◆ Activity ◆
For the records below, say how many lines contain the string "JSON". Give no other text.

◆ Provided material ◆
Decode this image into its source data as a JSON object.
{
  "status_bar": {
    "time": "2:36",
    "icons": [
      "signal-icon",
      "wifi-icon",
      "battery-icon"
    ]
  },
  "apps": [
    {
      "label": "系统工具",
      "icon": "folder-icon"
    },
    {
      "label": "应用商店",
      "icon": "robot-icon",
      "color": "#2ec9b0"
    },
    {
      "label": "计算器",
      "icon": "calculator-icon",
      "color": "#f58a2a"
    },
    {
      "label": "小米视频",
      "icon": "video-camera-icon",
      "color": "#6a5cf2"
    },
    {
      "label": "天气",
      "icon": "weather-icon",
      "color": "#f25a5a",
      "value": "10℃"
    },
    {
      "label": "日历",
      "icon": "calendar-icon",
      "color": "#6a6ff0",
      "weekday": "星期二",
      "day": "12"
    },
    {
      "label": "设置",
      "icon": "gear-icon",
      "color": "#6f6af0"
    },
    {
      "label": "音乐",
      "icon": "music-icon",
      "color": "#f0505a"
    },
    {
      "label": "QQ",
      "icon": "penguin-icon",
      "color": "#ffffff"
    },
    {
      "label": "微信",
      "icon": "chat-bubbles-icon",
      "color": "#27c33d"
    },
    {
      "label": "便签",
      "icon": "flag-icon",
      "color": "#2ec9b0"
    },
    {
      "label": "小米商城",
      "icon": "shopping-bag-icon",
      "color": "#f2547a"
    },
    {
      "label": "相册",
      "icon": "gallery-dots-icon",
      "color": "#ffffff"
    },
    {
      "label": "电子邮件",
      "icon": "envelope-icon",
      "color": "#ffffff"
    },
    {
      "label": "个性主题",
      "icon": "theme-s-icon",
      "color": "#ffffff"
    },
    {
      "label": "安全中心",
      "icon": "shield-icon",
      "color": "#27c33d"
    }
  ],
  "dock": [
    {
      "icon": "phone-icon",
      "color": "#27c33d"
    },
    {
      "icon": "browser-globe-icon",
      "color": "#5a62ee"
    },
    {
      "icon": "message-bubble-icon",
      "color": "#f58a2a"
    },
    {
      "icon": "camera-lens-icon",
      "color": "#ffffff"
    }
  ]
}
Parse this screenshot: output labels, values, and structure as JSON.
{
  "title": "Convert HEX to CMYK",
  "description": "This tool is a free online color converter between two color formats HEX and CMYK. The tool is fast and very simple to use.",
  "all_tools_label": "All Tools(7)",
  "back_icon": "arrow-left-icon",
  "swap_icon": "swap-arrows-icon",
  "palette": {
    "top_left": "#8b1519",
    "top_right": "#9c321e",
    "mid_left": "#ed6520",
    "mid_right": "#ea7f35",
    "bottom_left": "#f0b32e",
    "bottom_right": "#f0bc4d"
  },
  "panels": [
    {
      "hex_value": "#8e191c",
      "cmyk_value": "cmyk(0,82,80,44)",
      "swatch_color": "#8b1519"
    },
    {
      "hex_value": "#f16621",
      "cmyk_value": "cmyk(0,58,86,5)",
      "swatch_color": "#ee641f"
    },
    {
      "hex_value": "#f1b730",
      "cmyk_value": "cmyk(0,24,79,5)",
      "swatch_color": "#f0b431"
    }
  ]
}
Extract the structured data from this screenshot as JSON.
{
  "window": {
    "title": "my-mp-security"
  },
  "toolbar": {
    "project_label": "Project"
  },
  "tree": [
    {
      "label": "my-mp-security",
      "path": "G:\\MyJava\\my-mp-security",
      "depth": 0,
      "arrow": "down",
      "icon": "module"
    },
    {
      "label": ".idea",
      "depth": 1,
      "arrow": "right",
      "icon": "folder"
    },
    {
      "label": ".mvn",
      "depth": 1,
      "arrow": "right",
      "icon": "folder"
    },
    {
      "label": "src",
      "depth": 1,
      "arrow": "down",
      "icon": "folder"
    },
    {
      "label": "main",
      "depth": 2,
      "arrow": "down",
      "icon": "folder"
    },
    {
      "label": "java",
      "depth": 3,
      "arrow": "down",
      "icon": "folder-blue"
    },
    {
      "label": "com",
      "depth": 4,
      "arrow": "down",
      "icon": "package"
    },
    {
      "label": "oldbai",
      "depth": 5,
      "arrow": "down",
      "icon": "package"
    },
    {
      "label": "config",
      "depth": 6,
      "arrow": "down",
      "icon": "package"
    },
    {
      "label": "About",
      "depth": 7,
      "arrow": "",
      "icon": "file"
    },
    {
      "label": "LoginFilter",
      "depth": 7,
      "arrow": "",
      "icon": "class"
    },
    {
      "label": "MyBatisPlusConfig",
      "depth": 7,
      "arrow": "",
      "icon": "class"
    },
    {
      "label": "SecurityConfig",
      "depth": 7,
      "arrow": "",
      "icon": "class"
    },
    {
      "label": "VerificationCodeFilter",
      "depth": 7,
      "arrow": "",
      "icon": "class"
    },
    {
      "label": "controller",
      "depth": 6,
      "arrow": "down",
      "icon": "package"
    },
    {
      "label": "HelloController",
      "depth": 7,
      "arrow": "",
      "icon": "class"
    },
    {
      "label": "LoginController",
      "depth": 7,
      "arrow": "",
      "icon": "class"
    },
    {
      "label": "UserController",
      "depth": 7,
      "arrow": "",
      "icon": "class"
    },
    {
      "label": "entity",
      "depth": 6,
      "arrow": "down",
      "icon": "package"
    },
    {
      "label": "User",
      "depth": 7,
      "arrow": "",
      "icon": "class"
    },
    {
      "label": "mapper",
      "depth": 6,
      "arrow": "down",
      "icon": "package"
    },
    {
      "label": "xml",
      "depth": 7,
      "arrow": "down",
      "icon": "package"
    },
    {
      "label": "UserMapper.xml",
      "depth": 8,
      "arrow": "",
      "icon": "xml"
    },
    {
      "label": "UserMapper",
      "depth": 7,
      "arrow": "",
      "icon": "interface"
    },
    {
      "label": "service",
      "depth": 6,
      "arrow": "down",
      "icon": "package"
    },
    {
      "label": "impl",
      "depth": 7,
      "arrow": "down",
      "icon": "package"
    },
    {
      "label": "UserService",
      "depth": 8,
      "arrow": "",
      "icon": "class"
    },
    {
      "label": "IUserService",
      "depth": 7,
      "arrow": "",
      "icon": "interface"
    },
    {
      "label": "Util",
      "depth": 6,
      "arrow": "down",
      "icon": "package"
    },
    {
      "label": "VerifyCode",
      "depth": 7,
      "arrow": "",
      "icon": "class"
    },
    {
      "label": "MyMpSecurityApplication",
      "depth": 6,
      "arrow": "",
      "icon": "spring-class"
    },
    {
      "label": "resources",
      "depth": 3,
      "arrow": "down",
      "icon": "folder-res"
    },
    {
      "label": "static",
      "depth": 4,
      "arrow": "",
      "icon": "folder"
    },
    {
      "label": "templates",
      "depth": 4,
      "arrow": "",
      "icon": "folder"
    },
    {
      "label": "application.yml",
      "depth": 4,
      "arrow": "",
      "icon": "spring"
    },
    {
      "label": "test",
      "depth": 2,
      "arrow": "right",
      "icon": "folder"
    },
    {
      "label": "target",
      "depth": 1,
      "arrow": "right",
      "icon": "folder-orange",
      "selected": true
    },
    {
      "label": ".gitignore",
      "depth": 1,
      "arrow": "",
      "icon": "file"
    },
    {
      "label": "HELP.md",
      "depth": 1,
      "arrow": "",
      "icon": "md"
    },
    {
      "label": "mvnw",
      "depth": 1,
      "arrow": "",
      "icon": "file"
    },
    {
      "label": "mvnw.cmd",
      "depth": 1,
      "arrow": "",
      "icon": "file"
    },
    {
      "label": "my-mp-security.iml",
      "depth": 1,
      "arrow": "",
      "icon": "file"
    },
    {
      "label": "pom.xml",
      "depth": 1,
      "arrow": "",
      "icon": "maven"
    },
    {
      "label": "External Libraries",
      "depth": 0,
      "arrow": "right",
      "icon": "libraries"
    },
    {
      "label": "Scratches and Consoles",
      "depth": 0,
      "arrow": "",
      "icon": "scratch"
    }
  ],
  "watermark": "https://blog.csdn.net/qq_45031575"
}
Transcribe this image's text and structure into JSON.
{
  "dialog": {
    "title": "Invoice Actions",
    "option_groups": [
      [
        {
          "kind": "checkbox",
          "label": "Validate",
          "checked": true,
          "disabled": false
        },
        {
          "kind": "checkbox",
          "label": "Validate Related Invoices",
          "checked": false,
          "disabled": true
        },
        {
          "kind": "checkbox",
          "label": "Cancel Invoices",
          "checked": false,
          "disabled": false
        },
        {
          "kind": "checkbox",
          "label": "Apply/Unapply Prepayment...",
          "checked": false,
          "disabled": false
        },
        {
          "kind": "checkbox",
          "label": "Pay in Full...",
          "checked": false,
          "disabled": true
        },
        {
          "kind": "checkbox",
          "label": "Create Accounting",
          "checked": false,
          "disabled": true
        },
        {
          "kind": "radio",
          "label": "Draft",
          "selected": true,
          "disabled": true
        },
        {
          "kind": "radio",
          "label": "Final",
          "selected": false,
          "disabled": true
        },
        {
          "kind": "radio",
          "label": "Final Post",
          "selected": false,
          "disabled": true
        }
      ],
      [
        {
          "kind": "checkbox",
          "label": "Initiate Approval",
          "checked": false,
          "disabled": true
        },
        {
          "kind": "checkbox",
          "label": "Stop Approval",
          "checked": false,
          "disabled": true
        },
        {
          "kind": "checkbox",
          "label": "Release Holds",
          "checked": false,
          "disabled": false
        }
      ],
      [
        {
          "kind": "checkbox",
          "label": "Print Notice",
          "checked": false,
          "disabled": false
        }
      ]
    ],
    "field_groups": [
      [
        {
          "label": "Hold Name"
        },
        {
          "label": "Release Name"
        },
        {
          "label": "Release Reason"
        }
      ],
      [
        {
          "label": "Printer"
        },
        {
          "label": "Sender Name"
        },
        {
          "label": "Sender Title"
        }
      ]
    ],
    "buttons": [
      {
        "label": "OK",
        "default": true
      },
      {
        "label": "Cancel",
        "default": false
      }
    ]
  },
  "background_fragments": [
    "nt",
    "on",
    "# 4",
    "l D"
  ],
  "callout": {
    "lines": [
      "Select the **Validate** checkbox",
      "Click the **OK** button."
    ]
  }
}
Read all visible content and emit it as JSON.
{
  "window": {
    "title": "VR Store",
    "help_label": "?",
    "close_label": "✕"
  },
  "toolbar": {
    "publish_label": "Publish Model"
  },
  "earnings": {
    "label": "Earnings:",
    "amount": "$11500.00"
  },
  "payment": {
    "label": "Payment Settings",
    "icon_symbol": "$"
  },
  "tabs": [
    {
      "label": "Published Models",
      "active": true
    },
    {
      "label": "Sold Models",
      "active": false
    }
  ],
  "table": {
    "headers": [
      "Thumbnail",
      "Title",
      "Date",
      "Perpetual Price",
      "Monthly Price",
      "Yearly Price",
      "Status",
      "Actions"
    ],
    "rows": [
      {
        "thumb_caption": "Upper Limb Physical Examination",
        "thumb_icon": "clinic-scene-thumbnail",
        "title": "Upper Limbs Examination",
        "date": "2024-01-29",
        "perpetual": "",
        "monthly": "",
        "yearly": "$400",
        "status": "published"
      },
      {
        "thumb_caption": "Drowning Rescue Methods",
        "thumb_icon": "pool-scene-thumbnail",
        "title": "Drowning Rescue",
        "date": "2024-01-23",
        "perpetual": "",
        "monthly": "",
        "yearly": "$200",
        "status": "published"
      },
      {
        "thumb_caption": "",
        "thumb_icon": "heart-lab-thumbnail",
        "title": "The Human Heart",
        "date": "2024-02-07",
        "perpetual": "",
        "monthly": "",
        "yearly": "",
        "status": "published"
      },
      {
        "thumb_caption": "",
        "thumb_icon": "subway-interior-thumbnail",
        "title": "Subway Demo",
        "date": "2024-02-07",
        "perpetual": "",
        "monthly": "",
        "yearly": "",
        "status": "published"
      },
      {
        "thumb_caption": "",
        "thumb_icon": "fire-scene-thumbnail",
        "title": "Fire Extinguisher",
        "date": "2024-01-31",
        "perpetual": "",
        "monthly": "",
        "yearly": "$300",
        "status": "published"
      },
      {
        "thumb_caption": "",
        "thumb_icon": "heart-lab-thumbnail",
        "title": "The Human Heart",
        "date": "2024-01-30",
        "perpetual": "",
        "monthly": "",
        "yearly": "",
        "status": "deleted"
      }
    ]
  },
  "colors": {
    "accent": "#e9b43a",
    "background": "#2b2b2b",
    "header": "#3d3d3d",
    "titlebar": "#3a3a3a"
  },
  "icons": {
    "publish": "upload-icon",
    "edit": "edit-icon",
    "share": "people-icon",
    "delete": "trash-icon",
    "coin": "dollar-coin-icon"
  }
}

◆ Answer ◆
5